|Peking docked in New York City|
The Peking is currently docked at the South Street Seaport in New York City, where she acts as a maritime museum
|Career (Germany)||Flag of the German Empire|
|Builder:||Blohm & Voss, Hamburg|
|Fate:||Interned at Valparaiso, and handed over to Italy as war reparations|
|Career (Italy)||Italian Ensign|
|Fate:||Sold back to F. Laeisz, 1923|
|Career (Germany)||Flag of Germany|
|Fate:||Sold to Shaftesbury Homes, 1932|
|In service:||World War II|
|Homeport:||New York City|
|Class and type:||Flying P-Liner|
|Displacement:||3,100 long tons (3,150 t)|
377 ft 6 in (115.06 m) sparred length|
320 ft (98 m) length on deck
|Beam:||45 ft 7 in (13.89 m)|
|Height:||170 ft 6 in (51.97 m)|
|Draft:||16 ft (4.9 m)|
|Sail plan:||44,132 sq ft (4,100.0 m2) sail area|
The Peking is a steel-hulled four-masted barque — the sister ship to the Passat. A so-called Flying P-Liner of the German company F. Laeisz, it was one of the last generation of windjammers used in the nitrate trade and wheat trade around the often treacherous Cape Horn.
Eking out meager existence on routes difficult to serve by the steam ships which required vast amounts of coal to fire their hungry boilers, these tall ships and the sailors sailing them were the last of their breed. Sailed "in the traditional way with few labor saving devices or safety features", her sailors were a hard lot, working four hours on and four hours off 24 hours a day for the entire length of the voyage, sometime for more than a hundred days in a row.
Made famous by the sail training pioneer Irving Johnson, his footage filmed on board during a passage around Cape Horn in 1929 shocked experienced Cape Horn veterans and landsmen alike at the extreme conditions Peking experienced.

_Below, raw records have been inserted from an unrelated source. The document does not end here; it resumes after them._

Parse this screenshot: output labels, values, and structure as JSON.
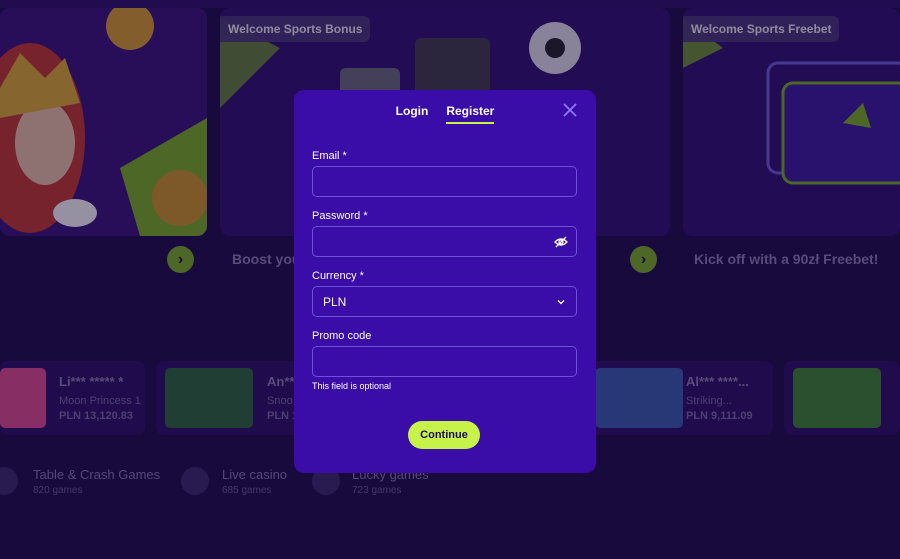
{
  "promos": [
    {
      "tag": "",
      "caption": ""
    },
    {
      "tag": "Welcome Sports Bonus",
      "caption": "Boost you"
    },
    {
      "tag": "Welcome Sports Freebet",
      "caption": "Kick off with a 90zł Freebet!"
    }
  ],
  "winners": [
    {
      "name": "Li*** ***** *",
      "game": "Moon Princess 1",
      "amount": "PLN 13,120.83"
    },
    {
      "name": "An***",
      "game": "Snoo",
      "amount": "PLN 1"
    },
    {
      "name": "Al*** ****...",
      "game": "Striking...",
      "amount": "PLN 9,111.09"
    }
  ],
  "categories": [
    {
      "title": "Table & Crash Games",
      "count": "820 games",
      "icon": "cards-icon"
    },
    {
      "title": "Live casino",
      "count": "685 games",
      "icon": "chip-icon"
    },
    {
      "title": "Lucky games",
      "count": "723 games",
      "icon": "clover-icon"
    }
  ],
  "modal": {
    "tabs": [
      "Login",
      "Register"
    ],
    "active_tab": "Register",
    "email_label": "Email *",
    "email_value": "",
    "password_label": "Password *",
    "password_value": "",
    "currency_label": "Currency *",
    "currency_value": "PLN",
    "promo_label": "Promo code",
    "promo_value": "",
    "promo_hint": "This field is optional",
    "continue_label": "Continue"
  },
  "colors": {
    "background": "#1e0b4a",
    "modal": "#3a0ca8",
    "accent": "#c7f24a",
    "arrow": "#7cb51f"
  }
}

She was in Valparaiso at the outbreak of World War I, and was awarded to Italy as war reparations. She was sold back to the original owners, the Laeisz brothers in 1923, and continued in the nitrate trade until traffic through the Panama Canal proved quicker and more economical.
In 1932, she was sold for £6,250 to Shaftesbury Homes. She was first towed to Greenhithe, renamed Arethusa II and moored alongside the existing Arethusa I. In July 1933, she was moved to her new permanent mooring off Upnor on the River Medway,where she worked as a children's home and training school. She was officially "opened" by HRH Prince George on 25 July 1933. During World War II she served in the Royal Navy as HMS Pekin.
- Flying P-Liner sisters in Europe:
- Irving Johnson; Round the Horn in a Square Rigger (Milton Bradley, 1932) (reprinted as The Peking Battles Cape Horn (Sea History Press, 1977 ISBN 0-930248-02-3)
- Irving Johnson (film); Around Cape Horn (Mystic Seaport, 1985) (from original 16 mm footage shot by Irving Johnson, 1929)
- Media related to Peking (ship) at Wikimedia Commons
- The History of Shaftesbury Homes and the Arethusa, giving details of the purchase of the Pekin/Peking
- South Street Seaport Museum webpage
- Peking Museum at South Street Seaport: MondoMap